Drivers reel as gasoline prices soar
The hike in gasoline prices is no joke especially to commuters.
Since this spring, the price of a gallon of unleaded gasoline has escalated from $1.29 a gallon to Tuesday morning's price of $1.79, at least at one local station.
A year ago, that gallon of gasoline would have cost $109.9.
One commuter, Jackie Wood, drives 72 miles in her trip to and from a school in Overland Park where she works as custodian.
As Wood filled up her car's gasoline tank Friday afternoon, she noted the increase in prices.
"We're all going to have to get part-time jobs to pay for it," she said. "I am going to look for a Saturday job to help pay for my gasoline."
Even though the gasoline hike hits everyone in the wallet, it doesn't seem to be keeping drivers at home at least not yet, said Terry Chop, manager of B&J Amoco.
"It actually seems like they're filling up more, and I don't know why," Chop said.
Each day's gasoline prices are as big of a surprise to Chop as they are to consumers at the pump and to the bulk distributors.
"They really don't know either, from one night to the next," Chop said.
Curt Wright, vice president of operations at Taylor Oil, Wellsville, distributes gasoline in Tonganoxie.
He, too, wouldn't hazard a guess on what gasoline prices would do.
"We really can't make that prediction," Wright said. "We're totally at the hands of the oil companies. Our cost changes every night at midnight. Sometimes it goes up, and sometimes it goes down it's all according to what the commodities market does. Unfortunately, the distributors and the retailers are totally at the mercy of the commodities market.
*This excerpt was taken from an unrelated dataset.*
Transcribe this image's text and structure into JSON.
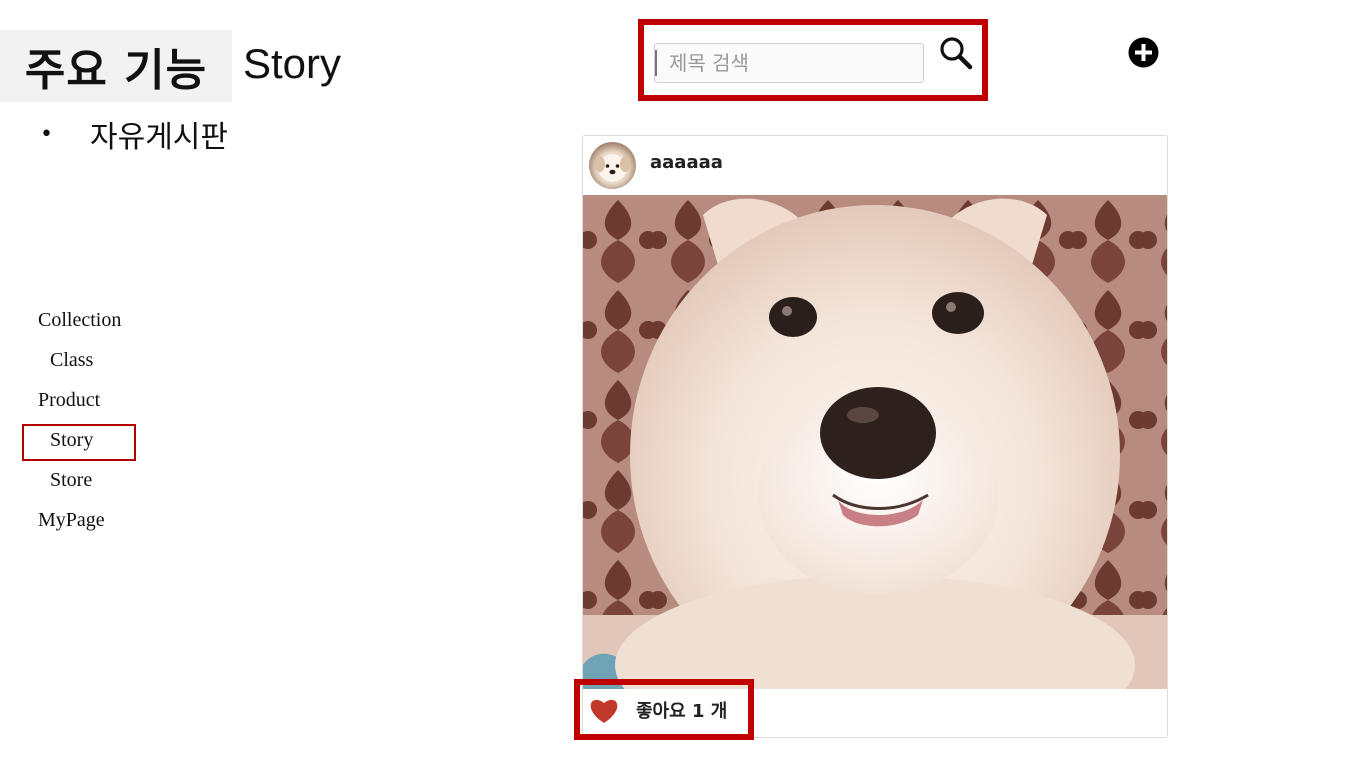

Gasoline and diesel fuel are bought and traded like grain, and that's what sets the price."
In the 13 years that Taylor has been in the fuel business, this is the highest per-gallon price he's seen.
However, he said, part of that has to do with taxes.
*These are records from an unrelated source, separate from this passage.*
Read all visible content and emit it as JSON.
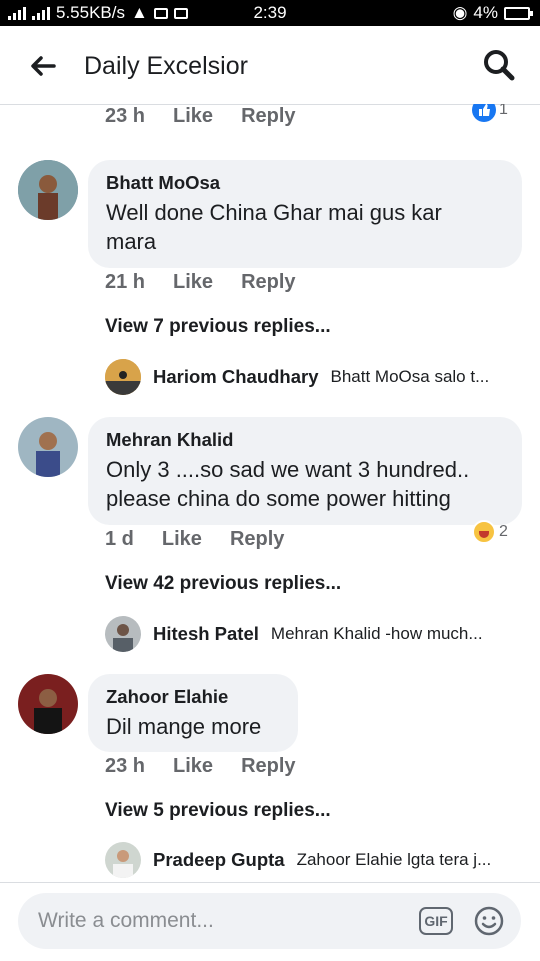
{
  "status_bar": {
    "network_speed": "5.55KB/s",
    "time": "2:39",
    "battery": "4%"
  },
  "header": {
    "title": "Daily Excelsior",
    "back_icon": "back-arrow-icon",
    "search_icon": "search-icon"
  },
  "top_comment": {
    "time": "23 h",
    "like": "Like",
    "reply": "Reply",
    "reaction_count": "1"
  },
  "comments": [
    {
      "author": "Bhatt MoOsa",
      "text_line1": "Well done China Ghar mai gus kar",
      "text_line2": "mara",
      "time": "21 h",
      "like": "Like",
      "reply": "Reply",
      "view_previous": "View 7 previous replies...",
      "latest_reply_author": "Hariom Chaudhary",
      "latest_reply_text": "Bhatt MoOsa salo t..."
    },
    {
      "author": "Mehran Khalid",
      "text_line1": "Only 3 ....so sad we want 3 hundred..",
      "text_line2": "please china do some power hitting",
      "time": "1 d",
      "like": "Like",
      "reply": "Reply",
      "reaction_count": "2",
      "view_previous": "View 42 previous replies...",
      "latest_reply_author": "Hitesh Patel",
      "latest_reply_text": "Mehran Khalid -how much..."
    },
    {
      "author": "Zahoor Elahie",
      "text_line1": "Dil mange more",
      "time": "23 h",
      "like": "Like",
      "reply": "Reply",
      "view_previous": "View 5 previous replies...",
      "latest_reply_author": "Pradeep Gupta",
      "latest_reply_text": "Zahoor Elahie lgta tera j..."
    }
  ],
  "composer": {
    "placeholder": "Write a comment...",
    "gif_label": "GIF"
  },
  "colors": {
    "bubble": "#f0f2f5",
    "meta_text": "#65676b",
    "accent": "#1877f2"
  }
}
"If gasoline's selling at $1.59.9, we pay 38.4 cents tax," Taylor said. "That's 20 cents state tax and 18.4 cents a gallon federal tax."